#### [What you are asked to do]
Only a number is wanted: how many lines in the listing contain the word "JSON"?

(Data for this exercise)

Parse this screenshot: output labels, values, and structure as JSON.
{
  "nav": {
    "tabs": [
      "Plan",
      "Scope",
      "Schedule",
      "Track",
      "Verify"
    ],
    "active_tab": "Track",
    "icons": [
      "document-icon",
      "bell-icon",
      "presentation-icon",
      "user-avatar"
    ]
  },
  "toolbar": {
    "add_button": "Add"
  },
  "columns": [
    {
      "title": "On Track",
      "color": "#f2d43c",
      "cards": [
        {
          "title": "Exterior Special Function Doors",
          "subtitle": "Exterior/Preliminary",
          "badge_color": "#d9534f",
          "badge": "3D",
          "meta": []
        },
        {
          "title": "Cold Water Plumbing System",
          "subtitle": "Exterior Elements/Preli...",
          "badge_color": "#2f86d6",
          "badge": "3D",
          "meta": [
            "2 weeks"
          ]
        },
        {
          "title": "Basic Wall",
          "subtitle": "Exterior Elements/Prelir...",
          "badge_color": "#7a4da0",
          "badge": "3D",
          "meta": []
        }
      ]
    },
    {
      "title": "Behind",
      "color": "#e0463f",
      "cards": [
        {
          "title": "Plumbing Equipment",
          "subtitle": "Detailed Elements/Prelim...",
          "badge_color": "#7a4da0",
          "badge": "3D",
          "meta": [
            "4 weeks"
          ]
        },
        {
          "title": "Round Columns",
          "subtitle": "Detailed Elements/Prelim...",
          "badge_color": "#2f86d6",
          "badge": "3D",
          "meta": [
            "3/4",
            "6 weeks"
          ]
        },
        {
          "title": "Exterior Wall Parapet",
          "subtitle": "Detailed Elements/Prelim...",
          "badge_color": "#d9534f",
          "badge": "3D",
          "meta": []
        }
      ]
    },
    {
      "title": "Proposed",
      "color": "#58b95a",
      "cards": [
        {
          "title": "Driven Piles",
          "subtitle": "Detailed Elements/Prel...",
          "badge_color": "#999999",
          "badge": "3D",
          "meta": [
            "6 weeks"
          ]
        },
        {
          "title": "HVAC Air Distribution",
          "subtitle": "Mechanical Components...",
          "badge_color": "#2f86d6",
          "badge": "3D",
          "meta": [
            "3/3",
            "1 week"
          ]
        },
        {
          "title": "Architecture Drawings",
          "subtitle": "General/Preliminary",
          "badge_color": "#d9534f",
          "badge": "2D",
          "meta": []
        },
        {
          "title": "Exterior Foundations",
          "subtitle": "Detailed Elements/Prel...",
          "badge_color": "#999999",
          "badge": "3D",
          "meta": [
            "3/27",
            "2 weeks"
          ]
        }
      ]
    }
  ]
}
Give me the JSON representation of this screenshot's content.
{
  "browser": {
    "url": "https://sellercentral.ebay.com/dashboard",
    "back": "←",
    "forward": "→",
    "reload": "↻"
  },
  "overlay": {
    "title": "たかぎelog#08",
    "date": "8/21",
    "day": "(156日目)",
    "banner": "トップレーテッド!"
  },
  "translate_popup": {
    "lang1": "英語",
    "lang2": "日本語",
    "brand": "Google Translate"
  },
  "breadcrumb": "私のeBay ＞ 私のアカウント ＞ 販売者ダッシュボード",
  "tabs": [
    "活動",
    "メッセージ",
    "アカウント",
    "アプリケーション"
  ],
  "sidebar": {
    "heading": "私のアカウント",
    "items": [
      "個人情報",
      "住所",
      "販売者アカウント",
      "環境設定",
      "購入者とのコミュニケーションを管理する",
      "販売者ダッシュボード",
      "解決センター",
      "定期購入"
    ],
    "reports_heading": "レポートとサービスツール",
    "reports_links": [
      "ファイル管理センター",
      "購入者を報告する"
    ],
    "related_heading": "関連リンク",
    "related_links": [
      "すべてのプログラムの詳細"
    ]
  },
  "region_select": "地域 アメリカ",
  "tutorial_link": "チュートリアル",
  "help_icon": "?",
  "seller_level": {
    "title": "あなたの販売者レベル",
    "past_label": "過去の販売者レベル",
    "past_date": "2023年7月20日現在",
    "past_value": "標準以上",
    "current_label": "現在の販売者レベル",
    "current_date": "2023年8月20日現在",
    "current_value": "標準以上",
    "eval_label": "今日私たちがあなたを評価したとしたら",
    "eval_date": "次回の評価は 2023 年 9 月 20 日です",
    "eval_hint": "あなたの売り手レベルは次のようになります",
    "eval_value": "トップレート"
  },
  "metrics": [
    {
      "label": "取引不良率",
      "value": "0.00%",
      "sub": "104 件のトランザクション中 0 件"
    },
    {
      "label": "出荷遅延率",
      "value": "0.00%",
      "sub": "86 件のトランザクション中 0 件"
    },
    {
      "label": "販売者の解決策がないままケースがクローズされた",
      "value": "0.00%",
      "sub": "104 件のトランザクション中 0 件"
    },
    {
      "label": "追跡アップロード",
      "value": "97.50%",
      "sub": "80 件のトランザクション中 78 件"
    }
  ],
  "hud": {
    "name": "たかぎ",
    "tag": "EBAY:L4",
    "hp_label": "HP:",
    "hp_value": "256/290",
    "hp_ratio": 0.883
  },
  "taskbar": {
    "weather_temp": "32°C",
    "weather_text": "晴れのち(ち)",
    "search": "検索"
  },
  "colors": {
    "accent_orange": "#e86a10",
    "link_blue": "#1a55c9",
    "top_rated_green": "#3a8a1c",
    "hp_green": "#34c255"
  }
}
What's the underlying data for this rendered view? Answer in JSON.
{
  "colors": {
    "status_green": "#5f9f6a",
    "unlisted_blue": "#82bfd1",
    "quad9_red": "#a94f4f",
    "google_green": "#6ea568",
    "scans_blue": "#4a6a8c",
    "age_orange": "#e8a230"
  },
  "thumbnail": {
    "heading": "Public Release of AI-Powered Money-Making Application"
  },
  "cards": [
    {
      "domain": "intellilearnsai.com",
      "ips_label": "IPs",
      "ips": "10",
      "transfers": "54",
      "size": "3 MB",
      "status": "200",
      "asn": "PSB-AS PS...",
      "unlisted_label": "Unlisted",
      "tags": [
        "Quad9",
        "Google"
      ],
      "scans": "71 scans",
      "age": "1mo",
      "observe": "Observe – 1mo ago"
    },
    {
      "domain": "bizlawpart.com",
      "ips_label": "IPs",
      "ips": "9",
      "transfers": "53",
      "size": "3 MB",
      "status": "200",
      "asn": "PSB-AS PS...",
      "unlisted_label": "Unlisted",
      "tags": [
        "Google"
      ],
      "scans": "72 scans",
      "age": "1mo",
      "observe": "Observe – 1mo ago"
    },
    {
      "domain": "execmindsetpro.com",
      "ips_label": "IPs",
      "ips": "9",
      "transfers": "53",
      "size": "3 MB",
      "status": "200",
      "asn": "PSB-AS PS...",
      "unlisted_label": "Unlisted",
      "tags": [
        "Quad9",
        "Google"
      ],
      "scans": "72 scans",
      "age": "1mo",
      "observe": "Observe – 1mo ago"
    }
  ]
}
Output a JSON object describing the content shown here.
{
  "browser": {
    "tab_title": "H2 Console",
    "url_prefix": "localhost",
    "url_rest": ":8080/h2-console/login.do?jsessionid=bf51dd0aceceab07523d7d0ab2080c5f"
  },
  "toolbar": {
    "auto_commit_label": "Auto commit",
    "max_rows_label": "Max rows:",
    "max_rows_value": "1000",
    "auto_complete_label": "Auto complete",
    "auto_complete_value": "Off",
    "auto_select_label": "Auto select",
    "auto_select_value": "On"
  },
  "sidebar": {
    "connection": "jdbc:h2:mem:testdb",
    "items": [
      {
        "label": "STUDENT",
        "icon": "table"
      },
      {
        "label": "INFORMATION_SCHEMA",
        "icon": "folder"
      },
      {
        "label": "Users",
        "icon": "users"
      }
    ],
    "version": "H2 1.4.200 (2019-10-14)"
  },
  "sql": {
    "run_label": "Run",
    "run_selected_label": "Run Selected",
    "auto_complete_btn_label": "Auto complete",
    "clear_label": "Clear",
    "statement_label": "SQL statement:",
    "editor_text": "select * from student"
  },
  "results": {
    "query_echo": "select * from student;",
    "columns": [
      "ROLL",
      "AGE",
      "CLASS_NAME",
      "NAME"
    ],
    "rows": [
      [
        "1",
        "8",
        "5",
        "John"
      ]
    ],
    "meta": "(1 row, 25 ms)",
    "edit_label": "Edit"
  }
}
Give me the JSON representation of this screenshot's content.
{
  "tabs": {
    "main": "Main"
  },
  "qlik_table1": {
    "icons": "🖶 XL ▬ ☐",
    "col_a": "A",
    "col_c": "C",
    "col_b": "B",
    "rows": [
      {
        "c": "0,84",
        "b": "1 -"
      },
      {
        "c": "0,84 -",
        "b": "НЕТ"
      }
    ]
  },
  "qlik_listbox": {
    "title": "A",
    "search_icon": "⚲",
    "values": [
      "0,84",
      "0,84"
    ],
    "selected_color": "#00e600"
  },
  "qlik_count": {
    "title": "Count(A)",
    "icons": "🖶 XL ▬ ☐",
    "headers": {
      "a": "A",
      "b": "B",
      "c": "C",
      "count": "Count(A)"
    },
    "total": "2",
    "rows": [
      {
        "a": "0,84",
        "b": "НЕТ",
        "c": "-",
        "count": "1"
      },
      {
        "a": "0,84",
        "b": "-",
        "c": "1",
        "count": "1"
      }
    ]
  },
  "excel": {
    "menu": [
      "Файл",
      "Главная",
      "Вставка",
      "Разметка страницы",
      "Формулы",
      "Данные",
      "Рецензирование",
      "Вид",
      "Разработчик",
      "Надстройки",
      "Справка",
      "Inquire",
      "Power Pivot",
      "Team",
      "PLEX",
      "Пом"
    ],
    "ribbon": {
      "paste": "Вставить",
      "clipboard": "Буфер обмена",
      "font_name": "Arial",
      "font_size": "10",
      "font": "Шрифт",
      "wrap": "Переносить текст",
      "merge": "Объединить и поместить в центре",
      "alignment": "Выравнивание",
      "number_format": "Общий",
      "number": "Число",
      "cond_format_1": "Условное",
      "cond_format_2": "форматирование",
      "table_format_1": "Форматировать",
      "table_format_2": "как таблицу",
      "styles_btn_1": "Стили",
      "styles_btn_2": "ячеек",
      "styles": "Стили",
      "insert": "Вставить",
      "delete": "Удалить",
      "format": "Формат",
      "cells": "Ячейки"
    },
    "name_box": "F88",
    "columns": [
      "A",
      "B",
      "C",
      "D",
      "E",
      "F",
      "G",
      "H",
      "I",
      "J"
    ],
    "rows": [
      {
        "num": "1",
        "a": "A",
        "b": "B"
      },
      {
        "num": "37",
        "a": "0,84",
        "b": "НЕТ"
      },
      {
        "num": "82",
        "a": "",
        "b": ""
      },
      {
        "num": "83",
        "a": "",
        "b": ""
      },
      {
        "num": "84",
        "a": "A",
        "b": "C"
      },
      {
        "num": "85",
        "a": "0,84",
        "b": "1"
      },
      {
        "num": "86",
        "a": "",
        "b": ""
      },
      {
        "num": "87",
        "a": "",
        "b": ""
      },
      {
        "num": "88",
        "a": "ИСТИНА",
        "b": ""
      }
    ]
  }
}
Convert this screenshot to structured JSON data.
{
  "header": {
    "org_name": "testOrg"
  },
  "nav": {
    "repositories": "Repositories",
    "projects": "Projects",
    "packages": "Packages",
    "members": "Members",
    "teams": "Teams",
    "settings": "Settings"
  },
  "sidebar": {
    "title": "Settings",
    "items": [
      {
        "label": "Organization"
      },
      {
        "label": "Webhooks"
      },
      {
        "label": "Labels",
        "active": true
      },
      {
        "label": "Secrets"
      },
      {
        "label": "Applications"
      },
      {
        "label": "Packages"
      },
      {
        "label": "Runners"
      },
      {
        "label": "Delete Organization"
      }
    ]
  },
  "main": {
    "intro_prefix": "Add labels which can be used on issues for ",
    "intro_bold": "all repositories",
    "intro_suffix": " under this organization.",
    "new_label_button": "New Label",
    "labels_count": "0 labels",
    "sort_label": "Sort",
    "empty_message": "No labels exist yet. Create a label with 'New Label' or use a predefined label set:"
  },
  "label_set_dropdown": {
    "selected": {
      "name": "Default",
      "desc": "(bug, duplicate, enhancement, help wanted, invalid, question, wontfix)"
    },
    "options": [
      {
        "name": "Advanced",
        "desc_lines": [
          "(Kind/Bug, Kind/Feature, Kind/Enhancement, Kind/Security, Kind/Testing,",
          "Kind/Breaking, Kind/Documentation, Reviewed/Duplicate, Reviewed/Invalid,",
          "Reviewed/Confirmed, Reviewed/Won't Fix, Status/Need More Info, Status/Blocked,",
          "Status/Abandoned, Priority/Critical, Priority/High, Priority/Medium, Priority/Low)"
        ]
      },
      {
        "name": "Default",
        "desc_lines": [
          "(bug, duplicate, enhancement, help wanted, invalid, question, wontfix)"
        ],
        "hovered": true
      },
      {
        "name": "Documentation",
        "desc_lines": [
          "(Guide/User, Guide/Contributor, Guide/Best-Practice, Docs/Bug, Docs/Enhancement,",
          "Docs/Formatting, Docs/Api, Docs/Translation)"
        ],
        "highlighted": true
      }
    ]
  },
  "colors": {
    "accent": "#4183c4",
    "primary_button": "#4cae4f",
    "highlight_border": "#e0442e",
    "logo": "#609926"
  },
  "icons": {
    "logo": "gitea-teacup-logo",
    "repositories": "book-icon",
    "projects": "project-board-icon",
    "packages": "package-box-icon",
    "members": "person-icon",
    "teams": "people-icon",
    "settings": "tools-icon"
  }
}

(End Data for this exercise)

#### [Answer to the problem]
6